## [WORK TO COMPLETE]
Reproduce the records without their pictures, keeping every word as it is.

Source records

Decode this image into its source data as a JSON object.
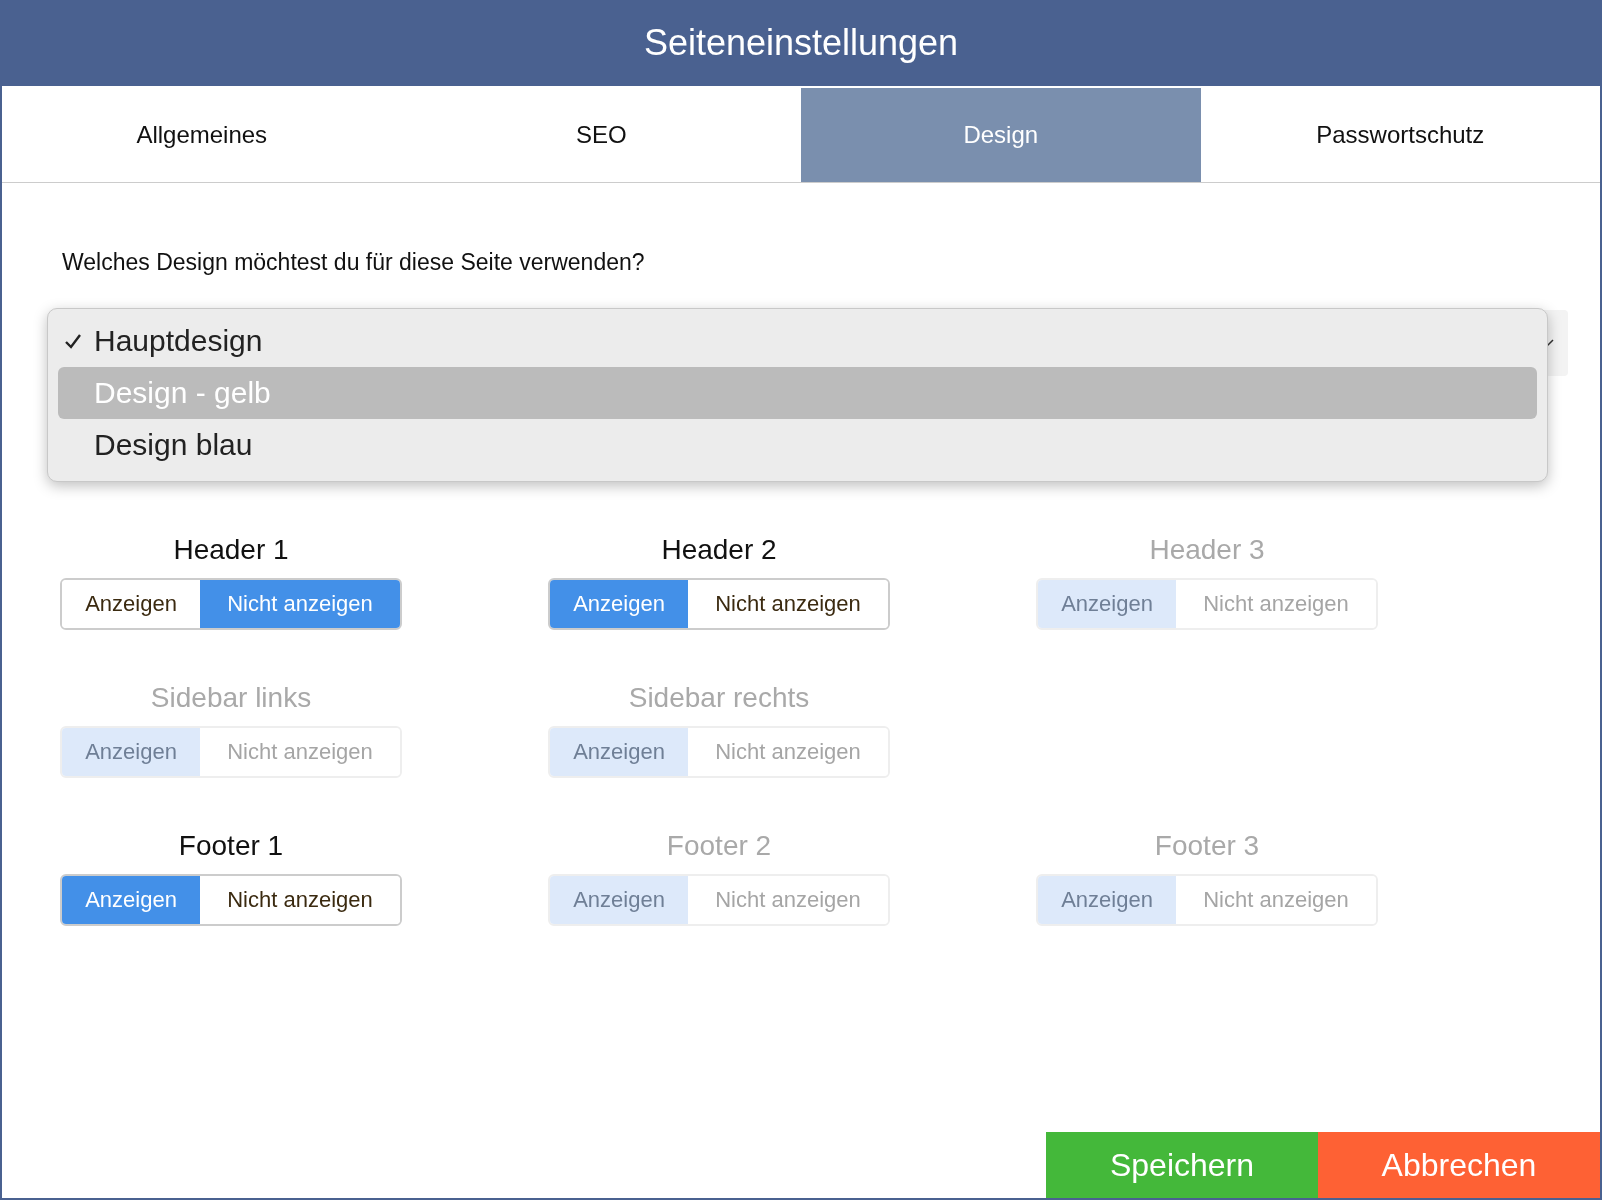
{
  "window": {
    "title": "Seiteneinstellungen"
  },
  "tabs": [
    {
      "label": "Allgemeines",
      "selected": false
    },
    {
      "label": "SEO",
      "selected": false
    },
    {
      "label": "Design",
      "selected": true
    },
    {
      "label": "Passwortschutz",
      "selected": false
    }
  ],
  "question": "Welches Design möchtest du für diese Seite verwenden?",
  "design_menu": {
    "options": [
      {
        "label": "Hauptdesign",
        "checked": true,
        "selected": false
      },
      {
        "label": "Design - gelb",
        "checked": false,
        "selected": true
      },
      {
        "label": "Design blau",
        "checked": false,
        "selected": false
      }
    ]
  },
  "sections": [
    [
      {
        "label": "Header 1",
        "disabled": false,
        "options": [
          {
            "label": "Anzeigen",
            "selected": false
          },
          {
            "label": "Nicht anzeigen",
            "selected": true
          }
        ]
      },
      {
        "label": "Header 2",
        "disabled": false,
        "options": [
          {
            "label": "Anzeigen",
            "selected": true
          },
          {
            "label": "Nicht anzeigen",
            "selected": false
          }
        ]
      },
      {
        "label": "Header 3",
        "disabled": true,
        "options": [
          {
            "label": "Anzeigen",
            "selected": true
          },
          {
            "label": "Nicht anzeigen",
            "selected": false
          }
        ]
      }
    ],
    [
      {
        "label": "Sidebar links",
        "disabled": true,
        "options": [
          {
            "label": "Anzeigen",
            "selected": true
          },
          {
            "label": "Nicht anzeigen",
            "selected": false
          }
        ]
      },
      {
        "label": "Sidebar rechts",
        "disabled": true,
        "options": [
          {
            "label": "Anzeigen",
            "selected": true
          },
          {
            "label": "Nicht anzeigen",
            "selected": false
          }
        ]
      }
    ],
    [
      {
        "label": "Footer 1",
        "disabled": false,
        "options": [
          {
            "label": "Anzeigen",
            "selected": true
          },
          {
            "label": "Nicht anzeigen",
            "selected": false
          }
        ]
      },
      {
        "label": "Footer 2",
        "disabled": true,
        "options": [
          {
            "label": "Anzeigen",
            "selected": true
          },
          {
            "label": "Nicht anzeigen",
            "selected": false
          }
        ]
      },
      {
        "label": "Footer 3",
        "disabled": true,
        "options": [
          {
            "label": "Anzeigen",
            "selected": true
          },
          {
            "label": "Nicht anzeigen",
            "selected": false
          }
        ]
      }
    ]
  ],
  "buttons": [
    {
      "label": "Speichern",
      "kind": "save"
    },
    {
      "label": "Abbrechen",
      "kind": "cancel"
    }
  ]
}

## [RESPONSE TO THIS TASK]
Decode this image into its source data as a JSON object.
{
  "window": {
    "title": "Seiteneinstellungen"
  },
  "tabs": [
    {
      "label": "Allgemeines",
      "selected": false
    },
    {
      "label": "SEO",
      "selected": false
    },
    {
      "label": "Design",
      "selected": true
    },
    {
      "label": "Passwortschutz",
      "selected": false
    }
  ],
  "question": "Welches Design möchtest du für diese Seite verwenden?",
  "design_menu": {
    "options": [
      {
        "label": "Hauptdesign",
        "checked": true,
        "selected": false
      },
      {
        "label": "Design - gelb",
        "checked": false,
        "selected": true
      },
      {
        "label": "Design blau",
        "checked": false,
        "selected": false
      }
    ]
  },
  "sections": [
    [
      {
        "label": "Header 1",
        "disabled": false,
        "options": [
          {
            "label": "Anzeigen",
            "selected": false
          },
          {
            "label": "Nicht anzeigen",
            "selected": true
          }
        ]
      },
      {
        "label": "Header 2",
        "disabled": false,
        "options": [
          {
            "label": "Anzeigen",
            "selected": true
          },
          {
            "label": "Nicht anzeigen",
            "selected": false
          }
        ]
      },
      {
        "label": "Header 3",
        "disabled": true,
        "options": [
          {
            "label": "Anzeigen",
            "selected": true
          },
          {
            "label": "Nicht anzeigen",
            "selected": false
          }
        ]
      }
    ],
    [
      {
        "label": "Sidebar links",
        "disabled": true,
        "options": [
          {
            "label": "Anzeigen",
            "selected": true
          },
          {
            "label": "Nicht anzeigen",
            "selected": false
          }
        ]
      },
      {
        "label": "Sidebar rechts",
        "disabled": true,
        "options": [
          {
            "label": "Anzeigen",
            "selected": true
          },
          {
            "label": "Nicht anzeigen",
            "selected": false
          }
        ]
      }
    ],
    [
      {
        "label": "Footer 1",
        "disabled": false,
        "options": [
          {
            "label": "Anzeigen",
            "selected": true
          },
          {
            "label": "Nicht anzeigen",
            "selected": false
          }
        ]
      },
      {
        "label": "Footer 2",
        "disabled": true,
        "options": [
          {
            "label": "Anzeigen",
            "selected": true
          },
          {
            "label": "Nicht anzeigen",
            "selected": false
          }
        ]
      },
      {
        "label": "Footer 3",
        "disabled": true,
        "options": [
          {
            "label": "Anzeigen",
            "selected": true
          },
          {
            "label": "Nicht anzeigen",
            "selected": false
          }
        ]
      }
    ]
  ],
  "buttons": [
    {
      "label": "Speichern",
      "kind": "save"
    },
    {
      "label": "Abbrechen",
      "kind": "cancel"
    }
  ]
}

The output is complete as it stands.